▶ **INSTRUCTIONS TO FOLLOW**:
Pull every line with "What" from the data.

Data records:
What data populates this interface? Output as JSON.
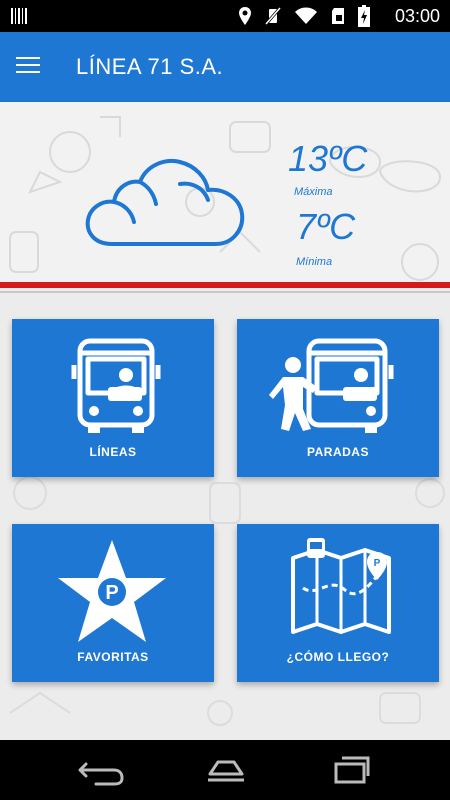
{
  "status_bar": {
    "time": "03:00",
    "icons": [
      "barcode-icon",
      "location-icon",
      "mute-icon",
      "wifi-icon",
      "sd-card-icon",
      "battery-charging-icon"
    ]
  },
  "app_bar": {
    "title": "LÍNEA 71 S.A.",
    "menu_icon": "menu-icon"
  },
  "weather": {
    "icon": "cloud-icon",
    "max_temp": "13ºC",
    "max_label": "Máxima",
    "min_temp": "7ºC",
    "min_label": "Mínima"
  },
  "tiles": [
    {
      "label": "LÍNEAS",
      "icon": "bus-icon"
    },
    {
      "label": "PARADAS",
      "icon": "bus-stop-icon"
    },
    {
      "label": "FAVORITAS",
      "icon": "favorite-star-icon"
    },
    {
      "label": "¿CÓMO LLEGO?",
      "icon": "map-route-icon"
    }
  ],
  "nav_bar": [
    "back-icon",
    "home-icon",
    "recents-icon"
  ],
  "colors": {
    "primary": "#1f77d4",
    "accent_red": "#d31b1b",
    "background": "#ececec"
  }
}
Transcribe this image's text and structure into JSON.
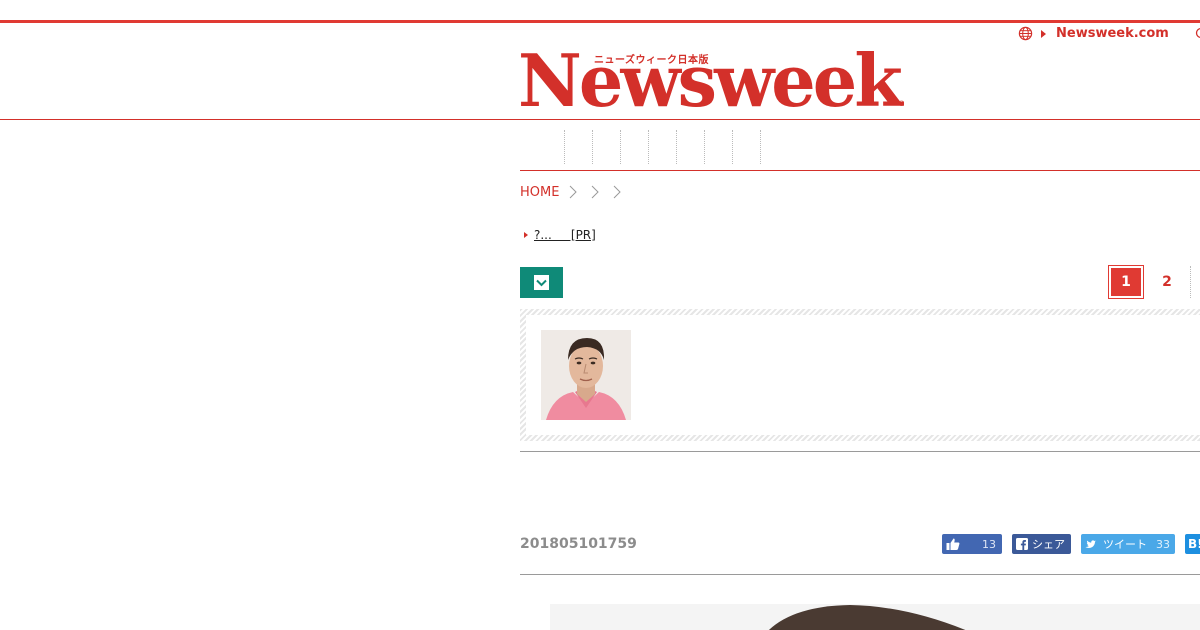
{
  "header": {
    "global_link_label": "Newsweek.com",
    "logo": {
      "wordmark": "Newsweek",
      "tagline": "ニューズウィーク日本版",
      "registered": "®"
    },
    "brand_color": "#d3302a"
  },
  "breadcrumb": {
    "home_label": "HOME"
  },
  "pr_link": {
    "text": "?...     [PR]"
  },
  "pager": {
    "pages": [
      "1",
      "2"
    ],
    "active_page": "1"
  },
  "article": {
    "timestamp": "201805101759"
  },
  "social": {
    "like_count": "13",
    "share_label": "シェア",
    "tweet_label": "ツイート",
    "tweet_count": "33",
    "hatena_label": "B!",
    "like_color": "#4267b2",
    "share_color": "#3b5998",
    "tweet_color": "#4aa8e8",
    "hatena_color": "#1d8fe0"
  },
  "toggle_color": "#0f8a78"
}
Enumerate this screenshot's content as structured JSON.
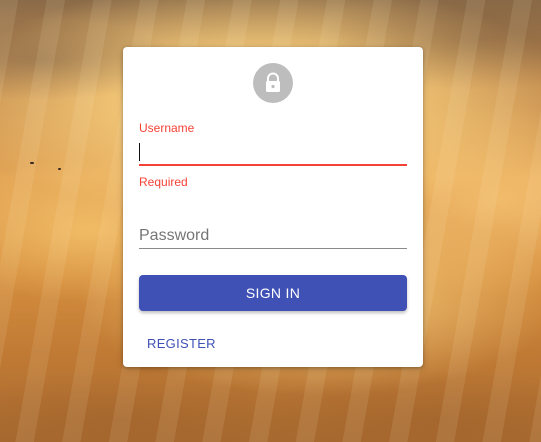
{
  "form": {
    "avatar_icon": "lock-icon",
    "username": {
      "label": "Username",
      "value": "",
      "helper": "Required"
    },
    "password": {
      "placeholder": "Password",
      "value": ""
    },
    "signin_label": "SIGN IN",
    "register_label": "REGISTER"
  },
  "colors": {
    "primary": "#3f51b5",
    "error": "#f44336",
    "avatar_bg": "#bdbdbd",
    "card_bg": "#ffffff"
  }
}
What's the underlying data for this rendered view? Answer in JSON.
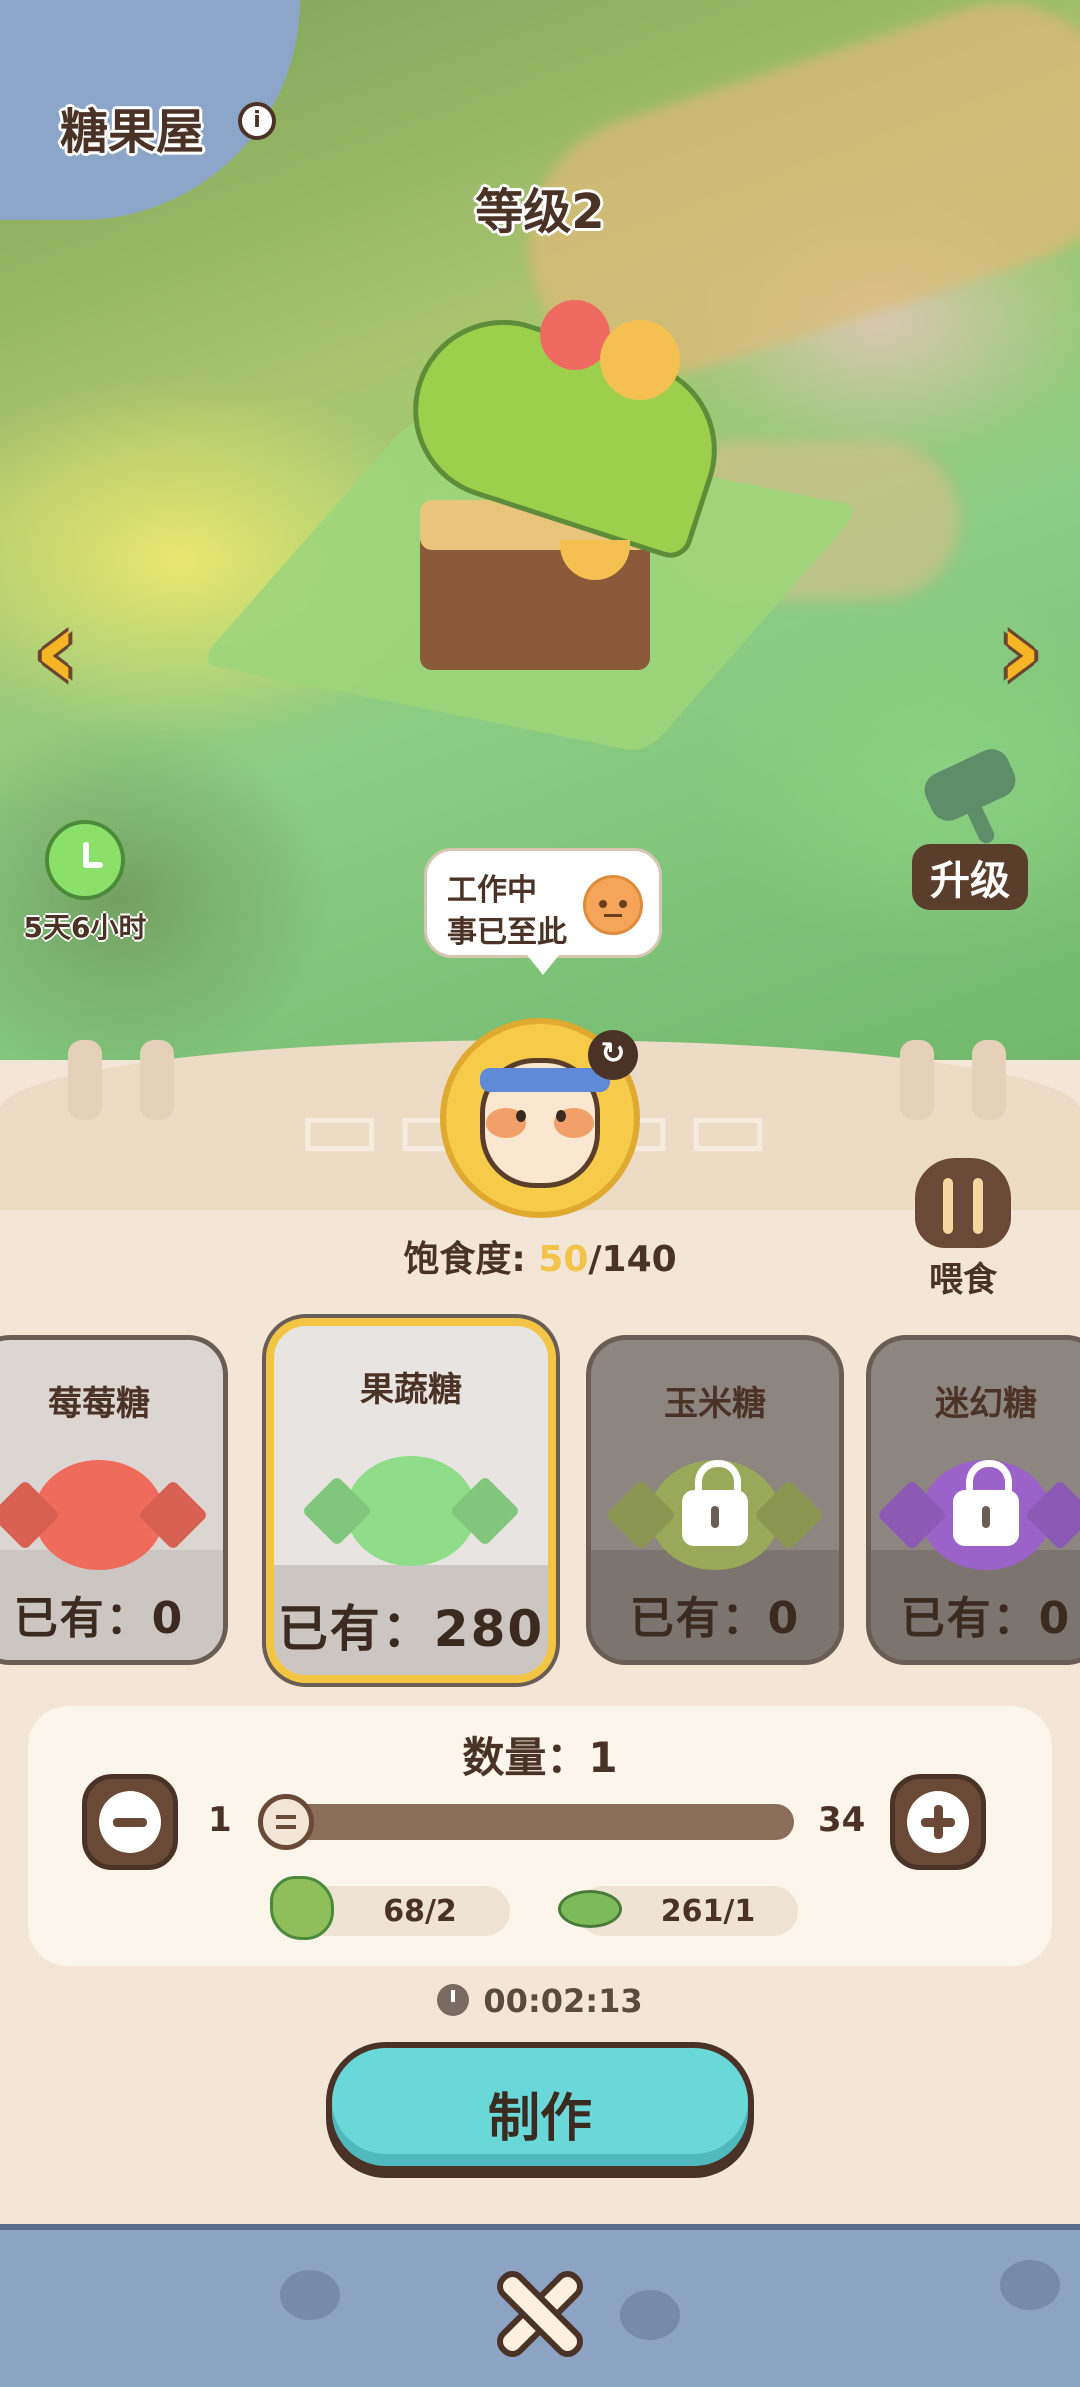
{
  "header": {
    "title": "糖果屋",
    "info_icon": "i",
    "level": "等级2"
  },
  "timer": {
    "label": "5天6小时"
  },
  "upgrade": {
    "label": "升级"
  },
  "bubble": {
    "line1": "工作中",
    "line2": "事已至此"
  },
  "pet": {
    "satiety_label": "饱食度: ",
    "satiety_current": "50",
    "satiety_max": "/140"
  },
  "feed": {
    "label": "喂食"
  },
  "candies": [
    {
      "name": "莓莓糖",
      "owned": "已有：0",
      "locked": false,
      "color": "#ef6b5c"
    },
    {
      "name": "果蔬糖",
      "owned": "已有：280",
      "locked": false,
      "selected": true,
      "color": "#8fdc8a"
    },
    {
      "name": "玉米糖",
      "owned": "已有：0",
      "locked": true,
      "color": "#9aa85a"
    },
    {
      "name": "迷幻糖",
      "owned": "已有：0",
      "locked": true,
      "color": "#9b63c9"
    }
  ],
  "quantity": {
    "label": "数量：1",
    "min": "1",
    "max": "34",
    "value": 1
  },
  "materials": [
    {
      "icon": "lettuce-icon",
      "value": "68/2"
    },
    {
      "icon": "leaf-icon",
      "value": "261/1"
    }
  ],
  "craft_time": "00:02:13",
  "make_button": "制作",
  "colors": {
    "accent": "#6ad8d8",
    "panel": "#f3e6d6",
    "bottom_bar": "#8ca3c4",
    "arrow": "#f5b524"
  }
}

▶ **SOLVED EXERCISE**:
What data populates this interface? Output as JSON.
What's the underlying data for this rendered view? Answer in JSON.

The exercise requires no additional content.